Due to--in roughly equal parts--the fifty-plus-year-old U.S. trade embargo on Cuba and the island's catatonic communist economy, the country has been unable to import many new cars or spare parts. Exceptions have been for vehicles for high government officials or others, like Olympic medalists, who have made outsize contributions to the country. But even these lucky few could only hope to get Ladas, Mukovitches and other Soviet brands about as exciting in design and performance as week-old borscht.
For some lucky reason, the East German Trabants, with their plastic bodies and two-stroke, two-cylinder engines never made it to Cuba.
The rest of the Cubans were left to deal with the herd of balky 1940s and 1950s American beasts. The ingenuity of these street mechanics is an inspiration. You can't help but wonder where this country would be if the all-controlling government were replaced by one that not only allowed--but encouraged--individual initiative and creativity. One that stopped restricting people at every turn and instead shouted: "Go at it folks! Let's get this country going!"

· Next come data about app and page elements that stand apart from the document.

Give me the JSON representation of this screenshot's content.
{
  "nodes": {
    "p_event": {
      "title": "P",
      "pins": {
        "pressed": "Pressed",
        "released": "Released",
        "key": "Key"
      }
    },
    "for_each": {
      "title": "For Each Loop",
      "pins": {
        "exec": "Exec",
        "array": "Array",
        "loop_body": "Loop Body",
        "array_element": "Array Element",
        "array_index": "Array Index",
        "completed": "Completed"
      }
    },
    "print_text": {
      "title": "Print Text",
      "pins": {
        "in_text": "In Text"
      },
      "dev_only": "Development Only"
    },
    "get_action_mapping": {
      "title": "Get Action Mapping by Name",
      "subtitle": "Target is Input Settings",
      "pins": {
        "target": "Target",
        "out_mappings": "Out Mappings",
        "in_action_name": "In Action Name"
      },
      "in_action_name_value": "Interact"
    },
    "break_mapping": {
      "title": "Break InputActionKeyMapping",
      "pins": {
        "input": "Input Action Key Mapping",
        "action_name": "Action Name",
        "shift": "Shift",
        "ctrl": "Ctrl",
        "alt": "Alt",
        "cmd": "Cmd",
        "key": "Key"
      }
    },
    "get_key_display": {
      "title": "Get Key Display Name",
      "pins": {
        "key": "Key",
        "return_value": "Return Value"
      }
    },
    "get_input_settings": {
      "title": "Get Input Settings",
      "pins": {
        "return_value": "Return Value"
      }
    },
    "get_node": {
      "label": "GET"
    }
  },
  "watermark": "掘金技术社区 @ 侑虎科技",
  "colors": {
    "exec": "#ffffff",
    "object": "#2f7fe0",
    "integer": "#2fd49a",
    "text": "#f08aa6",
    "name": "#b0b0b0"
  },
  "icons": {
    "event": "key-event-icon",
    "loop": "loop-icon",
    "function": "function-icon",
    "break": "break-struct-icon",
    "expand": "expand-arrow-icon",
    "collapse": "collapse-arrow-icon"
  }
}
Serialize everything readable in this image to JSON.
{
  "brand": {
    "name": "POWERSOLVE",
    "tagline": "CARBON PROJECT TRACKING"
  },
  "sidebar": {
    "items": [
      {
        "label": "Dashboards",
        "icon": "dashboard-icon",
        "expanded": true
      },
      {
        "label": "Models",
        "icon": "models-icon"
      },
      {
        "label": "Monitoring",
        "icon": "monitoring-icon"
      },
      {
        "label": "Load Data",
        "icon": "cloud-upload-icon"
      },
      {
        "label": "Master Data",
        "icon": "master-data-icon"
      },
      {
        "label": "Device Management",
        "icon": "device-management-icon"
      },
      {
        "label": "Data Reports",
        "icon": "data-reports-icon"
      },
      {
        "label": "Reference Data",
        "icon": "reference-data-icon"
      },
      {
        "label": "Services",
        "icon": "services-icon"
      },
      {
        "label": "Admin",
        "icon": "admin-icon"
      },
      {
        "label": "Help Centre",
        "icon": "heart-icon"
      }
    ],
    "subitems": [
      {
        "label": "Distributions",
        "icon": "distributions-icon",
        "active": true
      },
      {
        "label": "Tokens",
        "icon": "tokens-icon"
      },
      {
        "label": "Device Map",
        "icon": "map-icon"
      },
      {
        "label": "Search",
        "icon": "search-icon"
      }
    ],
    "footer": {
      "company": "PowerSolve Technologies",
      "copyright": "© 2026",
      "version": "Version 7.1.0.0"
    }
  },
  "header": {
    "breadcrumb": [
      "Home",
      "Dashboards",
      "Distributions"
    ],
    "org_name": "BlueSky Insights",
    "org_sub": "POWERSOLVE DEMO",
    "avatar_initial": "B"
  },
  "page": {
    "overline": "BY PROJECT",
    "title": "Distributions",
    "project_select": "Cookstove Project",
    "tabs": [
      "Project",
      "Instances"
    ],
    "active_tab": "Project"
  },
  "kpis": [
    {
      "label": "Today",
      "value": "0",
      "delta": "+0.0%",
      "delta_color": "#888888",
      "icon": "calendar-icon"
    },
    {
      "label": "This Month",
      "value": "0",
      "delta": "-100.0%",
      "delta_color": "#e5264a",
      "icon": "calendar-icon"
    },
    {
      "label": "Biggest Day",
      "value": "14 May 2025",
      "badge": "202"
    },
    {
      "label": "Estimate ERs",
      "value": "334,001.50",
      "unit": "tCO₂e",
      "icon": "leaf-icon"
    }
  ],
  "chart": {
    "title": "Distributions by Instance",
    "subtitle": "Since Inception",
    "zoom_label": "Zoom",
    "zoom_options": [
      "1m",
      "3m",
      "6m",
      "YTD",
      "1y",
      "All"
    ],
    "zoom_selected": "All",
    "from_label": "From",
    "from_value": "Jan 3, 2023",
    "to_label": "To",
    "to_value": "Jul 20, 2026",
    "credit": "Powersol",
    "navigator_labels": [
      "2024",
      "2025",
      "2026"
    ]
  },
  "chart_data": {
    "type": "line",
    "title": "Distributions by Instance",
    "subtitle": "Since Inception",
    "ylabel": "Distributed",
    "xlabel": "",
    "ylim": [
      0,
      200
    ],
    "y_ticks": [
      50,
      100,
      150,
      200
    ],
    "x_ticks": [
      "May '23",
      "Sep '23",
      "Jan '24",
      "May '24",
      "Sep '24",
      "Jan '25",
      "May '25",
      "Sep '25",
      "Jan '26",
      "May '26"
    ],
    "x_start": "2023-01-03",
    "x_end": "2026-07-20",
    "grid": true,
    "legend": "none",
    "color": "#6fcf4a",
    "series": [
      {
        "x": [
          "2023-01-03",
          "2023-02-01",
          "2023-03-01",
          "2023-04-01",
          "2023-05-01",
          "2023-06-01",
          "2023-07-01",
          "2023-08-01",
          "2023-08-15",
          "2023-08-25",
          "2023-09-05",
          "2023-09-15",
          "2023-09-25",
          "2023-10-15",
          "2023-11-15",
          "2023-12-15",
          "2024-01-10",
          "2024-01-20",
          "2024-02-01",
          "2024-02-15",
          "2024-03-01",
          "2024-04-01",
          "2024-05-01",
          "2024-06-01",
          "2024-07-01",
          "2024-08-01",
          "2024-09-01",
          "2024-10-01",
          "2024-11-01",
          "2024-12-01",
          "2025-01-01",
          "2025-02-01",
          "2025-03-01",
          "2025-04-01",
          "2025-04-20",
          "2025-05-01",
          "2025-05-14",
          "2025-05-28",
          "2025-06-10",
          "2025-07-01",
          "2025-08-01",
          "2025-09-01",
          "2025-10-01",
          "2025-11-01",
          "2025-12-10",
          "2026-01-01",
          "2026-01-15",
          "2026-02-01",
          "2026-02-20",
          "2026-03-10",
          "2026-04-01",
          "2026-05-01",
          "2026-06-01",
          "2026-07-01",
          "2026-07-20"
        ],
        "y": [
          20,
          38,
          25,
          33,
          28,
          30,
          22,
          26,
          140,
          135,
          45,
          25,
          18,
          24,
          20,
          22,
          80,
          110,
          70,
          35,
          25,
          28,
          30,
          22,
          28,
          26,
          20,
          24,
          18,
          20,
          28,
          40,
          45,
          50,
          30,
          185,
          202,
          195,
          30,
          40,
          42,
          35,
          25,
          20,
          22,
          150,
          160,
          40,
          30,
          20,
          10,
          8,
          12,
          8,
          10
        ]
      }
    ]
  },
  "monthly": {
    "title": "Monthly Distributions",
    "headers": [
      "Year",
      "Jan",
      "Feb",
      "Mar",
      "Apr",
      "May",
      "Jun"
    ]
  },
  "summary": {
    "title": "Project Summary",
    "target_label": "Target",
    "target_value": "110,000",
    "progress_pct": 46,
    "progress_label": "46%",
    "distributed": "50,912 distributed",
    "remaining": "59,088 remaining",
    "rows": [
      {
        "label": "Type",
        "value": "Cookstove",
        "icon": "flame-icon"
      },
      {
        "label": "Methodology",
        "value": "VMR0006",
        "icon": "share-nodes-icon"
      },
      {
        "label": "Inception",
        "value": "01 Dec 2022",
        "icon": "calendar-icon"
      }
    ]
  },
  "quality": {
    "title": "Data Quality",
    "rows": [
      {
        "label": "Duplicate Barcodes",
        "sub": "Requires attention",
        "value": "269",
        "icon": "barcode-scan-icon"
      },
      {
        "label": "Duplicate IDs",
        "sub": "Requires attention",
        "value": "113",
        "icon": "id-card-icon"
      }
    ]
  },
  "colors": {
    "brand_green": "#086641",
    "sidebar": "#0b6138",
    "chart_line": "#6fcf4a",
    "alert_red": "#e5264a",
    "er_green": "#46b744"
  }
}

[In a comment to a previous blog, reader Joseph McClain mentioned "Yank Tanks," a 2002 documentary about how Cubans go about keeping these hogs running. I've ordered it from Netflix, but it hasn't arrived yet.]
|Double transplant: This Cadillac received a diesel truck|
engine and an air conditioner (right behind the grille). The
owner swears it all works--most of the time, anyway.
|Party time: With nary a cross word or an argument, these six guys|
went at it and by late afternoon the Caddy was back on the road
--roaring and blowing thick, black smoke--presumably
until the next on-street mechanical drama.